This case involves a U.S. Agriculture Department regulation called the California Raisin Marketing Order, which dates back to 1949. The Order establishes a committee of raisin growers that requires all California raisin growers to sell their crop to raisin handlers. (Most U.S. raisins are grown in California.) The committee dictates that the handlers set aside a certain percentage of raisins not to be sold in the U.S. market. Producers receive below market compensation (and sometimes no compensation at all) for these “reserve raisins,” which may be sold overseas at very low prices or not sold at all and destroyed. The point of this scheme is to artificially limit raisin sales in the United States so as to raise prices and profits for California raisin producers, a result at odds with the free market and with the interests of consumers.
California raisin producers Marvin and Laura Horne sought to evade this cartel regulation by handling their own raisin crop, rather than by selling it to traditional handlers, to whom the Raisin Order clearly applied. Similarly, by buying and handling other producers’ raisins for a per-pound fee, the Hornes believed that they could avoid the Raisin Order’s definition of “handler” with respect to those purchased raisins. An Agriculture Department regulator disagreed, finding the Hornes liable for numerous Order violations and fining them over $695,000, including an assessment of nearly $484,000 for the dollar value of the raisins not held in reserve.
The Hornes challenged this Agriculture Department decision in federal district court, arguing that they were not “handlers” within the meaning of the Raisin Order and that the Order violated the Fifth Amendment to the Constitution’s prohibition on uncompensated takings and the Eighth Amendment’s prohibition against excessive fines.
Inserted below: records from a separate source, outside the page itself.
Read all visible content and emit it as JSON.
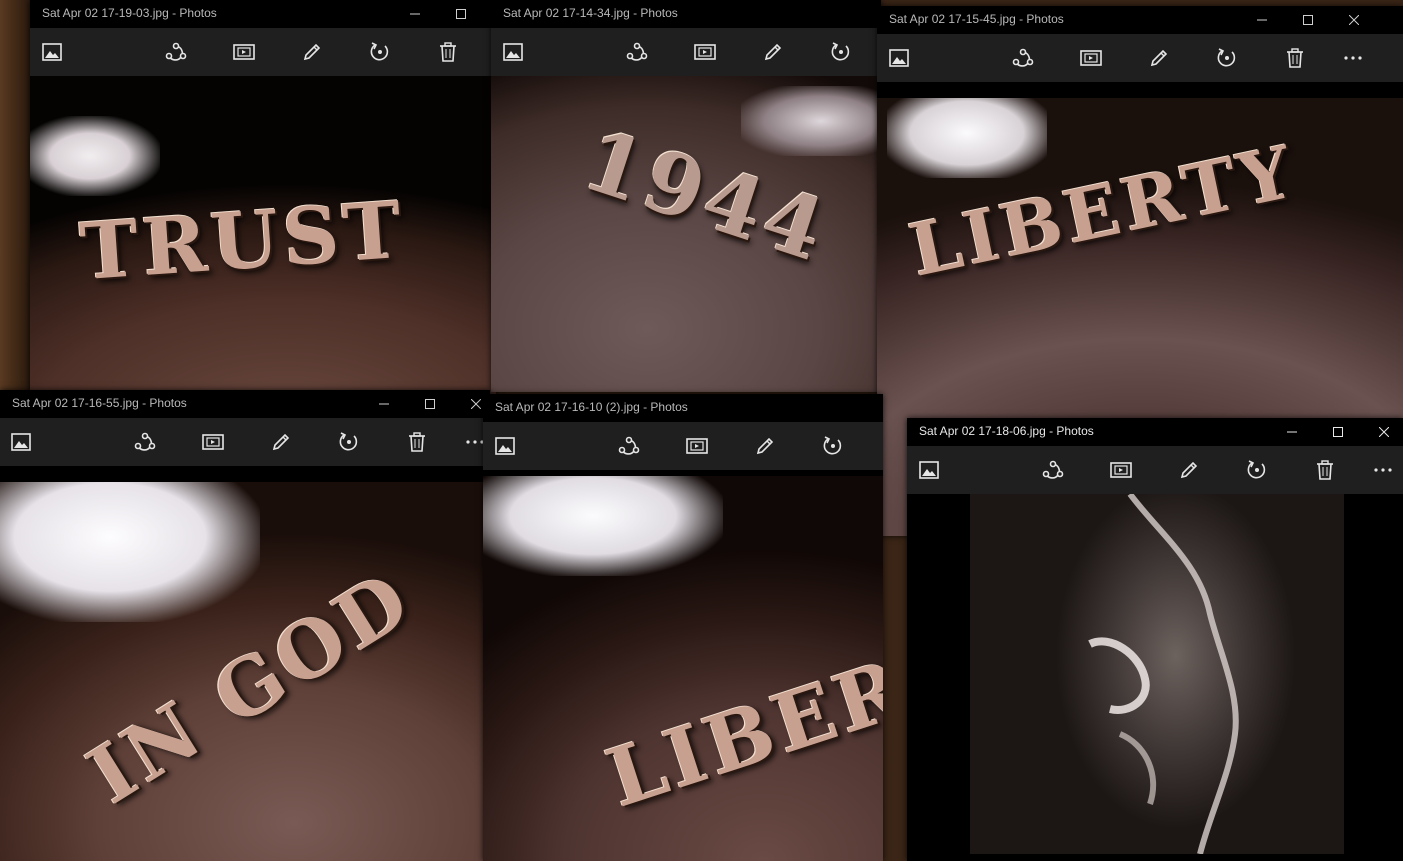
{
  "windows": [
    {
      "title": "Sat Apr 02 17-19-03.jpg - Photos",
      "coin_text": "TRUST"
    },
    {
      "title": "Sat Apr 02 17-14-34.jpg - Photos",
      "coin_text": "1944"
    },
    {
      "title": "Sat Apr 02 17-15-45.jpg - Photos",
      "coin_text": "LIBERTY"
    },
    {
      "title": "Sat Apr 02 17-16-55.jpg - Photos",
      "coin_text": "IN GOD"
    },
    {
      "title": "Sat Apr 02 17-16-10 (2).jpg - Photos",
      "coin_text": "LIBER"
    },
    {
      "title": "Sat Apr 02 17-18-06.jpg - Photos",
      "coin_text": ""
    }
  ],
  "toolbar_icons": [
    "picture-icon",
    "share-icon",
    "slideshow-icon",
    "edit-pencil-icon",
    "rotate-icon",
    "delete-icon",
    "more-icon"
  ],
  "colors": {
    "titlebar": "#000000",
    "toolbar": "#1f1f1f",
    "icon": "#e6e6e6",
    "title_text": "#b9b9b9"
  }
}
After losing in district court and in the Ninth Circuit Court of Appeals, the Hornes petitioned to the Supreme Court, which agreed to hear the Fifth Amendment takings claim. (The Hornes lost on the Eighth Amendment excessive fines claim in the lower courts, and it is not being considered by the Supreme Court.)
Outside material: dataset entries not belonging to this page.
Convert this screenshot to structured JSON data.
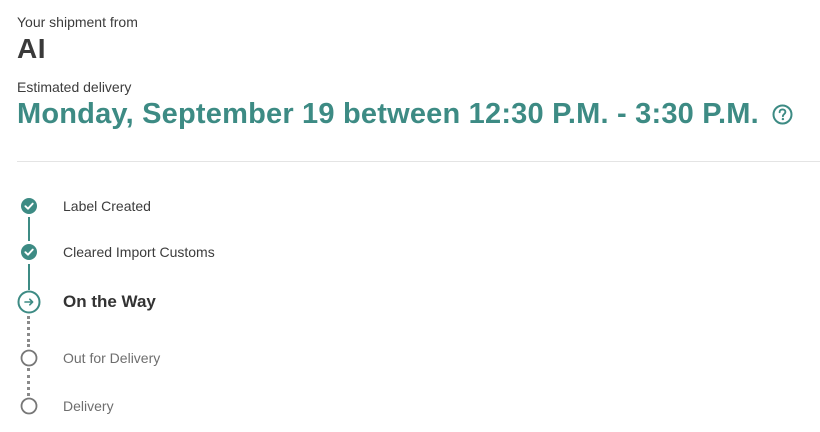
{
  "shipment": {
    "from_label": "Your shipment from",
    "from_name": "AI",
    "eta_label": "Estimated delivery",
    "eta_value": "Monday, September 19 between 12:30 P.M. - 3:30 P.M."
  },
  "colors": {
    "accent": "#3d8b84",
    "text": "#333333",
    "muted": "#6e6e6e",
    "divider": "#e4e4e4",
    "pending_dots": "#8a8a8a"
  },
  "icons": {
    "help": "question-circle-icon",
    "done": "check-circle-icon",
    "current": "arrow-right-circle-icon",
    "pending": "empty-circle-icon"
  },
  "timeline": {
    "steps": [
      {
        "label": "Label Created",
        "status": "done"
      },
      {
        "label": "Cleared Import Customs",
        "status": "done"
      },
      {
        "label": "On the Way",
        "status": "current"
      },
      {
        "label": "Out for Delivery",
        "status": "pending"
      },
      {
        "label": "Delivery",
        "status": "pending"
      }
    ]
  }
}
The Supreme Court will decide the question of whether the government’s constitutional duty to pay just compensation when it “physically takes possession of an interest in property” applies only to real property, or to personal property as well – in this case, the Hornes’ raisins. If the Supreme Court finds for the Hornes, it will strike a powerful blow for economic freedom and the right of individuals not to participate in government cartel schemes that harm the public interest. Faced with having to pay just compensation to non-participating farmers, the Agriculture Department might perhaps choose to dismantle harmful marketing orders, or at least to eliminate any supply restrictions found within such orders. Such a result would strike a blow for consumer welfare and economic liberty.
Source material can be found at this site.